Mohamed maintains her frantic prose with an incredibly rollicking story involving the revival of the Elder Gods to fight the Ancient Ones. It pulls from ideas that were set up both in books one and two, and definitely benefits from a quick re-read of the others. It isn’t absolutely necessary, but there were a few details that I was thankful for refreshing myself on before giving the final book its due attention. At times it feels like Mohamed just throws something at the reader to force an obstacle in the character’s paths, but it didn’t really bother me here. The previous books always focused on Nick and Johnny, and the final book doesn’t stray from that. It builds up an epic fight for the end, but doesn’t rely on it to drive the story.
Lastly, Mohamed still plays with the class and racial aspects to Yenu and Nick’s relationship. She muddies the water a little bit this time, inverting their power dynamics a little bit. Yenu still has Johnny’s flair for the impossible schemes, the need to assert power over Them, but it has a different nature this time. She’s still unpredictable and untrustworthy based on her history, but it feels less distinct. Nick, however, is calling from inside the house. His passivity towards the Ancient Ones, and active hostility towards the rebels’ desires of freedom make him an enemy to his older self. Not to mention, he can’t decide whether Yenu should be stopped because she’s a tool of the Ancient Ones or because she’s going to get everyone killed. It’s not as clear cut this time around and it adds to the tension quite a bit.

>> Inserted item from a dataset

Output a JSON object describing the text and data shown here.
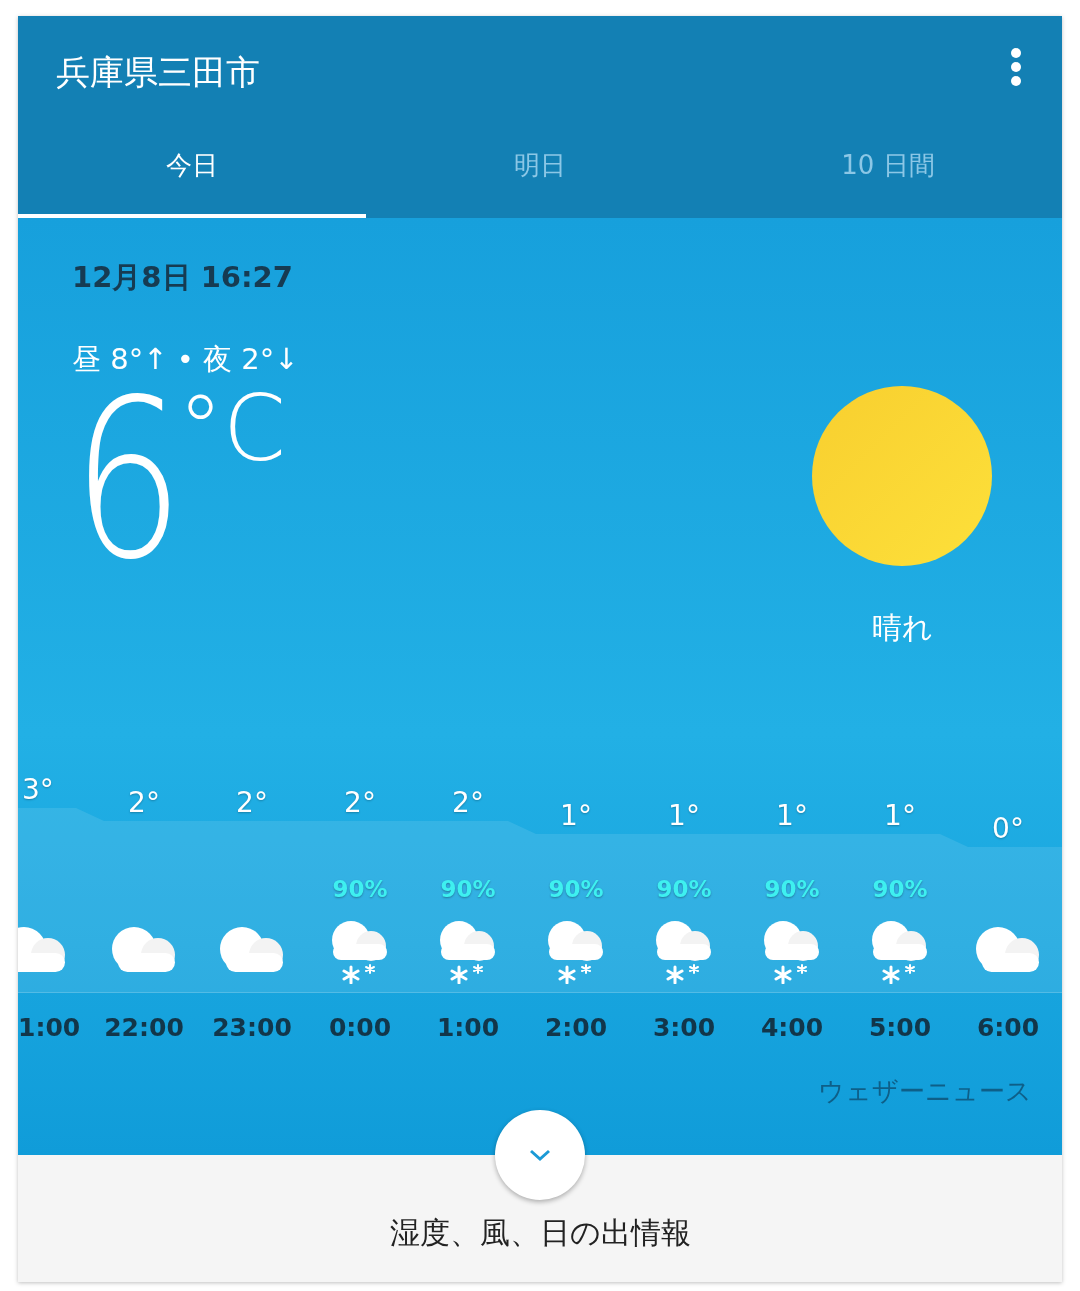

I’m sure some folks will be frustrated by Mohamed’s intensely chaotic nature in these books, but it’s what I’ve come to expect of her, and she always delivers in spades. I can count on her for incredible internal thoughts, fun pop-culture references (subjective I know, and I generally dislike them), and painful but truthful relationship dynamics. I’m so glad I picked up Beneath the Rising when it came out, and even more glad I gave the last book another shot after some time away from my spring slump. If you haven’t given this series a shot yet, and you want a fun yet critical portrayal of Lovecraftian lore that respects the ideas it can strive for, definitely pick up Premee Mohamed’s Beneath the Rising Trilogy. And if you have finished book two, and haven’t finished the series, it’s worth your time. It definitely was worth mine.
Rating: The Void Ascendant: 8.5/10